Martin is a 19-year-old young man who presented for treatment suffering from a number of PTSD symptoms as a result of refugee-related trauma. Martin had trouble sleeping and he experienced debilitating nightmares. He also had flashbacks and ruminated on war-related themes, which further isolated him from others. In the initial sessions, Martin was withdrawn, often with averted eye-gaze, low mood and blunted affect. Martin appeared quite lethargic and dissociated.
Neurofeedback training with Martin was used to stabilise his nervous system, to improve his mood and raise alertness levels.

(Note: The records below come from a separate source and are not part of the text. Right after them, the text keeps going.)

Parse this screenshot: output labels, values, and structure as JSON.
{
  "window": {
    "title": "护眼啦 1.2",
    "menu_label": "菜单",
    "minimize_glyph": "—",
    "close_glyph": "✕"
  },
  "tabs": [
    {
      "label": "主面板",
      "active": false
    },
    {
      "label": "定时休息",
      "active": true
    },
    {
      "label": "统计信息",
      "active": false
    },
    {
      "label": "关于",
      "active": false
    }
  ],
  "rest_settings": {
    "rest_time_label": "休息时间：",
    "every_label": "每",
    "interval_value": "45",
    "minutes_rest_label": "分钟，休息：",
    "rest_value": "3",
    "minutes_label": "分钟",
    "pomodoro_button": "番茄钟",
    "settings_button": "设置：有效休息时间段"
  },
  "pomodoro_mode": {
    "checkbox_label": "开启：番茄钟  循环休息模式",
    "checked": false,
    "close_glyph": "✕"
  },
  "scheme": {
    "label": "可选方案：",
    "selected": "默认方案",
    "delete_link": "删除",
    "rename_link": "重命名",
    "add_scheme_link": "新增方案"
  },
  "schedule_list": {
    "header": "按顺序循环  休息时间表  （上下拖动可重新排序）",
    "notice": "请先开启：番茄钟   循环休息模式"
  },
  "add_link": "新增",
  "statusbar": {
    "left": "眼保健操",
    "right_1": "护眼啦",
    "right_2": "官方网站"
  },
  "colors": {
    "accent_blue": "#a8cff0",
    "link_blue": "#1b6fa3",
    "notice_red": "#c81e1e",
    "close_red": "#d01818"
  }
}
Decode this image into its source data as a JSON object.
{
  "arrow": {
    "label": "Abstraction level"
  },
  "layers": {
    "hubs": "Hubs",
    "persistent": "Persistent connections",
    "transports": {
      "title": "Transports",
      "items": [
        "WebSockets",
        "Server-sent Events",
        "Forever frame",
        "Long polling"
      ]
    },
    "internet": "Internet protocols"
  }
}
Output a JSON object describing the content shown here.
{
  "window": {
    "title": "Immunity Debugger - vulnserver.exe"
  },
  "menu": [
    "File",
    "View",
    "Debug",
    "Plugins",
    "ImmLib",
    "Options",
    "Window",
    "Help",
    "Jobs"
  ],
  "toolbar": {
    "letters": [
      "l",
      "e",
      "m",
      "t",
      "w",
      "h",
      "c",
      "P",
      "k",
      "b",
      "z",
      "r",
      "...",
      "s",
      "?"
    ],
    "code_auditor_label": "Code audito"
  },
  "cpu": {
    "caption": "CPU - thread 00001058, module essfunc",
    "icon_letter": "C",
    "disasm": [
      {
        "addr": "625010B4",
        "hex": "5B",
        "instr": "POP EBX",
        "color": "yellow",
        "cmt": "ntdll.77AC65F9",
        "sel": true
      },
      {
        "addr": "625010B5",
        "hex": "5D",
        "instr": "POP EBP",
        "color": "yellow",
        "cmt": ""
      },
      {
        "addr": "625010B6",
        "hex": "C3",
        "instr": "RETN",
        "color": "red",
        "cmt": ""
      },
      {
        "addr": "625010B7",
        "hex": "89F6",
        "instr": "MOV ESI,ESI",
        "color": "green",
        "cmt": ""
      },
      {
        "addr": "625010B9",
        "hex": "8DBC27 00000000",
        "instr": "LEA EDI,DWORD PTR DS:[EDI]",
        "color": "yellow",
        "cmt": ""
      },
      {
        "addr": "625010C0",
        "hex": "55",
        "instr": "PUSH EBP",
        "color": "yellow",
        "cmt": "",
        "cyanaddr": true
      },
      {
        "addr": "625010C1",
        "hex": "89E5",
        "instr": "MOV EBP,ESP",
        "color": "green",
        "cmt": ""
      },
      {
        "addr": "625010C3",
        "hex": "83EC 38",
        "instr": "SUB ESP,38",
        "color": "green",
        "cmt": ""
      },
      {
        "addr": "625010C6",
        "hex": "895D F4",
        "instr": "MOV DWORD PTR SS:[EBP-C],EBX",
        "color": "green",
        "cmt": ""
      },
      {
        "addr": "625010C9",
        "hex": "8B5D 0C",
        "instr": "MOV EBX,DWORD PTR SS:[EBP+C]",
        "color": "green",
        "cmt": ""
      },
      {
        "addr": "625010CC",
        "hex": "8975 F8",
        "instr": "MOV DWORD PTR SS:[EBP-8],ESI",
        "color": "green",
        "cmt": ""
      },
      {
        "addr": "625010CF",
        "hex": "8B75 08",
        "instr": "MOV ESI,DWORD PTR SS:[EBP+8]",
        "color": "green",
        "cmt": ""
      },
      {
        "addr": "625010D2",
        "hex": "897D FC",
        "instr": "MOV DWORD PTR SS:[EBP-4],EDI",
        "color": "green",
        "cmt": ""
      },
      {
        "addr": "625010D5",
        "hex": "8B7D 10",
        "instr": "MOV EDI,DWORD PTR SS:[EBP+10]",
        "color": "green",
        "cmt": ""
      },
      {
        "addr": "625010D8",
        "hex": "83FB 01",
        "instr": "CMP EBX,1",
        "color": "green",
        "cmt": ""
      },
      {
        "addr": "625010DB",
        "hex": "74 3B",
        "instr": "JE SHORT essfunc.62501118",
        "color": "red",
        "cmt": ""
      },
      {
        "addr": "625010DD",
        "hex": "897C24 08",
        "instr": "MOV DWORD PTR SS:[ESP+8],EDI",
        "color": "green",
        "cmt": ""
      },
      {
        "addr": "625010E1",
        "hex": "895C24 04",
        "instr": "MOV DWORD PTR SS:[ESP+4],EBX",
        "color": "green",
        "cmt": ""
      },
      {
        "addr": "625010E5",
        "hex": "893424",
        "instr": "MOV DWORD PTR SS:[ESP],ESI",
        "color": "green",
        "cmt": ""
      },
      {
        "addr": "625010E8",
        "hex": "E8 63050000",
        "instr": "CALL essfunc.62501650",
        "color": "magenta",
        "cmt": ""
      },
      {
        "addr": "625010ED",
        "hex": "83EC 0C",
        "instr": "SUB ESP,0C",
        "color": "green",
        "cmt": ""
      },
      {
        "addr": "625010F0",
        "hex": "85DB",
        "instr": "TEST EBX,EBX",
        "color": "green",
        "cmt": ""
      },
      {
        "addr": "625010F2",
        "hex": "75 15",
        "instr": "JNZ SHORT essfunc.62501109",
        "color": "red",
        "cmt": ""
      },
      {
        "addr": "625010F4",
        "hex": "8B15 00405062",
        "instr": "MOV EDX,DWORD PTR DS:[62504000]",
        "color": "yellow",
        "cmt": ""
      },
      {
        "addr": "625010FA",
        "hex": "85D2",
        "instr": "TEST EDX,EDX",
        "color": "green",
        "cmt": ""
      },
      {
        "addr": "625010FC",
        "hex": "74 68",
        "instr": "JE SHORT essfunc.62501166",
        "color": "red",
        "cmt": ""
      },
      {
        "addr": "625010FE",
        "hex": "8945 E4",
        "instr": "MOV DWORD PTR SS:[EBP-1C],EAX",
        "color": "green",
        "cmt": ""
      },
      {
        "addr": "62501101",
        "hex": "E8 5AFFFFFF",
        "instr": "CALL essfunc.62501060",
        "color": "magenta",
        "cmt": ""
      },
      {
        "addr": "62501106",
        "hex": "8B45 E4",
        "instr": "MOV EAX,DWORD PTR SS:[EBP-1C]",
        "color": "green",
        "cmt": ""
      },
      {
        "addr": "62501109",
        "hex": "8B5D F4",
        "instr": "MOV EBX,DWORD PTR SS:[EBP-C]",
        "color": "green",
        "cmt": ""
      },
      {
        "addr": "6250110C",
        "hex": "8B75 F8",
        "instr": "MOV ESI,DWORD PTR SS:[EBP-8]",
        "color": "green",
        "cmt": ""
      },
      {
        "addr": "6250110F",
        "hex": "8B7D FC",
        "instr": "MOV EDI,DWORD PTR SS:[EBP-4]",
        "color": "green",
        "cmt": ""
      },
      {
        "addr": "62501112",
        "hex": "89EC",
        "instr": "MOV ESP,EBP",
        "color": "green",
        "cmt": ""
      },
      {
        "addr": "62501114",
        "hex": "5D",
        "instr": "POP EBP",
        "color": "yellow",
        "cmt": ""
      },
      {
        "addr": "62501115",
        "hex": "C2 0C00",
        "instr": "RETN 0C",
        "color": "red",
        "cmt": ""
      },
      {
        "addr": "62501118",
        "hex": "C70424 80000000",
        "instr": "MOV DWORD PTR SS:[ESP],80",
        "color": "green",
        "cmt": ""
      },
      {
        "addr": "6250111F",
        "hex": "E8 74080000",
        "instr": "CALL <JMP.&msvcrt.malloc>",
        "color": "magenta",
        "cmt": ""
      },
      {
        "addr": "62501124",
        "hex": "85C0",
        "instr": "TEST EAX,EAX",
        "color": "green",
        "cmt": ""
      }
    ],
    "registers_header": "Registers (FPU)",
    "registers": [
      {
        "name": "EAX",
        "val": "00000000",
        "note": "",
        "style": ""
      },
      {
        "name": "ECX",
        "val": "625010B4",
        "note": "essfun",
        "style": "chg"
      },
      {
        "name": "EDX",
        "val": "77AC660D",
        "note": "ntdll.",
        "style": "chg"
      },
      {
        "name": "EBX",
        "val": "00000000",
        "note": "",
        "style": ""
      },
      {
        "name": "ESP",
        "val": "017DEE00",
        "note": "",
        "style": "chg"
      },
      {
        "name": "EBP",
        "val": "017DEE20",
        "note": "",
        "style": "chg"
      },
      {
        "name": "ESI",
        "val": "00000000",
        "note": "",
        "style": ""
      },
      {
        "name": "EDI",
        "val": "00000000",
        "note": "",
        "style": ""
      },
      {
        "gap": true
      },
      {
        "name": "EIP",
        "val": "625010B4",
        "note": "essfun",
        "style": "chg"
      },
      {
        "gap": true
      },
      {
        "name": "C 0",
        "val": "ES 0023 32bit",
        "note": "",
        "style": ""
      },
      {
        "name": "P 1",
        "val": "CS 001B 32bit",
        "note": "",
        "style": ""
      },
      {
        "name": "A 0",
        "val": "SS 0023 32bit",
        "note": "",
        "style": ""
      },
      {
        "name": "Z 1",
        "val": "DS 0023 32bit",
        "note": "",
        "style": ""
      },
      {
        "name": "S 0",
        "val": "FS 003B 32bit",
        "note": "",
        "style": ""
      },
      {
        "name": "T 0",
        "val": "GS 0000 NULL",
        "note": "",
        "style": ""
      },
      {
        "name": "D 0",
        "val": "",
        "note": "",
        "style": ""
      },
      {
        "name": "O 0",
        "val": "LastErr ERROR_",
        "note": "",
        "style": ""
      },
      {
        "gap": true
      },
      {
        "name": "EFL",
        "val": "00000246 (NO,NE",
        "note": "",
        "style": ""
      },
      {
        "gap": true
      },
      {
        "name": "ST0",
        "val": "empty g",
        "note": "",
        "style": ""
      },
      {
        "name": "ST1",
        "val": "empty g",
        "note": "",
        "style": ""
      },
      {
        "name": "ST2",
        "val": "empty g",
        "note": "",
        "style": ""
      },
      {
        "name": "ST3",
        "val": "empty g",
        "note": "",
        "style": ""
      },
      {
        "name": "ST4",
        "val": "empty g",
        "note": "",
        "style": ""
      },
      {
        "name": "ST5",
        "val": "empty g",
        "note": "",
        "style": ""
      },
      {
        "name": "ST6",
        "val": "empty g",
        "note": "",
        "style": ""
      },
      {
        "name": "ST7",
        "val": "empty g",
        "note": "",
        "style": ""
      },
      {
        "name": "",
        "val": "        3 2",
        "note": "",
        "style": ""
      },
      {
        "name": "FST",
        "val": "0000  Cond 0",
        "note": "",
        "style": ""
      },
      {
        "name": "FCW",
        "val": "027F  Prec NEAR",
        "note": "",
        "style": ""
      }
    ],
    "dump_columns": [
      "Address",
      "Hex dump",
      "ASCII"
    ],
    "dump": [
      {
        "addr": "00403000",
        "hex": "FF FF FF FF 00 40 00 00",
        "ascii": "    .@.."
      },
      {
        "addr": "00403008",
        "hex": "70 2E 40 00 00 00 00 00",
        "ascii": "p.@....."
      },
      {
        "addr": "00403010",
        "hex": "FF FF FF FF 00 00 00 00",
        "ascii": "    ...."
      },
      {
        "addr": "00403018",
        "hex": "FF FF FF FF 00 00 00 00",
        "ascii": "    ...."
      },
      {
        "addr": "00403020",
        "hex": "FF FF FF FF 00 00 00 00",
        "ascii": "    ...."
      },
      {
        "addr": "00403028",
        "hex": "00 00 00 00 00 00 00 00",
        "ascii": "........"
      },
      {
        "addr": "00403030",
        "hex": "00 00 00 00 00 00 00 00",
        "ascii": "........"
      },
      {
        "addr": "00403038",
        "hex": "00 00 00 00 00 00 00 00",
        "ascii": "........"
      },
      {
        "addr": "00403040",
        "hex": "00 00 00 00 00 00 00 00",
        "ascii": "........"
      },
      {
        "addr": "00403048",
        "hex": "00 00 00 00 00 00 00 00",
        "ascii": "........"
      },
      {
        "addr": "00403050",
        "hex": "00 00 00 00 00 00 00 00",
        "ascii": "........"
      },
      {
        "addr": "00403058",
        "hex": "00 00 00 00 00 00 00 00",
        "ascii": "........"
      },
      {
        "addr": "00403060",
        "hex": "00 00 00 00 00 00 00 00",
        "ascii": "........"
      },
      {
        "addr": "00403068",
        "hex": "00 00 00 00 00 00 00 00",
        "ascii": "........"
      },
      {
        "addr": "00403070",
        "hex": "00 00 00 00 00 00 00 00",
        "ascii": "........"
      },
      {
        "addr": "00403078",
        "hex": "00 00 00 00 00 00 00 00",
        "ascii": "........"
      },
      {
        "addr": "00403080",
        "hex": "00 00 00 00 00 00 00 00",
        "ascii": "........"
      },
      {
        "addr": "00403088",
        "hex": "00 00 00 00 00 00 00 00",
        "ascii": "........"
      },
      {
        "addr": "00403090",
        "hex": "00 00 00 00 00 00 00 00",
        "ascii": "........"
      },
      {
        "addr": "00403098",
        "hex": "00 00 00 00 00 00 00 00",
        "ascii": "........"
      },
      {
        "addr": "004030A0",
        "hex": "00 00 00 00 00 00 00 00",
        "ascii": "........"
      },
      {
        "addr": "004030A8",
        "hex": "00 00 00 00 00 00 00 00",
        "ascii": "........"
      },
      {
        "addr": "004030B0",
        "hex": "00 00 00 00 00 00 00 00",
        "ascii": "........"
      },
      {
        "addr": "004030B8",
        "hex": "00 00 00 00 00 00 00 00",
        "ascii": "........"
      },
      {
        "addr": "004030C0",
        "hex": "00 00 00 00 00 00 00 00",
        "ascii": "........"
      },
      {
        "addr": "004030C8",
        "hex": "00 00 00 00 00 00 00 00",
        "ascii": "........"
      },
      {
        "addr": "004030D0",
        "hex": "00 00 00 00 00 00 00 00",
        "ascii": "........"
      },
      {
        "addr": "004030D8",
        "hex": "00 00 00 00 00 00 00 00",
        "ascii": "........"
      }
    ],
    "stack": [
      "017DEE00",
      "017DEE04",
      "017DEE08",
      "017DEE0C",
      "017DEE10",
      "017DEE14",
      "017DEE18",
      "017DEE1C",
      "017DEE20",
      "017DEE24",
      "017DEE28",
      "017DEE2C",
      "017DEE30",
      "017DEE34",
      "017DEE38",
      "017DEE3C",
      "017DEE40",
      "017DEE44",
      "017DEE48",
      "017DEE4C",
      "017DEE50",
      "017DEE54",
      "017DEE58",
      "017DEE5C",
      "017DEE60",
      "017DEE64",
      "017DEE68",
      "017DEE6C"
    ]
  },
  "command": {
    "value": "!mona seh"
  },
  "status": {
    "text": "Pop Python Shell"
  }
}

After several sessions he became more engaged and present in sessions. He reported reduced nightmares and improved sleep. His family reported that he was more engaged with them at home. Martin’s mood was visibly better in sessions and he was able to joke and discuss a wider variety of topics. He began drawing as a way of expressing his ruminations and flashbacks.
By the 20th neurofeedback session, the content of Martin’s drawings changed. One of his last drawings showed a calm scene; completely unrelated to war or destruction. The picture also featured a smiling figure which was significant as the first ‘happy’ character that he had drawn. The change in the content of his drawings suggested that his mind was less ‘stuck’ in the trauma memory; and that he was able to notice and engage with others and with himself, in more diverse ways.
Through the use of neurofeedback, Martin’s internal ‘universe’ and his nervous system became more stable, more alert and less stuck in the loop of his traumatic memories. In essence, it was as if he gradually peeled away layers of curtains that he was hiding behind, such that his personality could shine through. The use of art enabled Martin to process some of his painful memories and express his feelings.
** Client name has been changed, and some details of the story have been modified to protect his identity.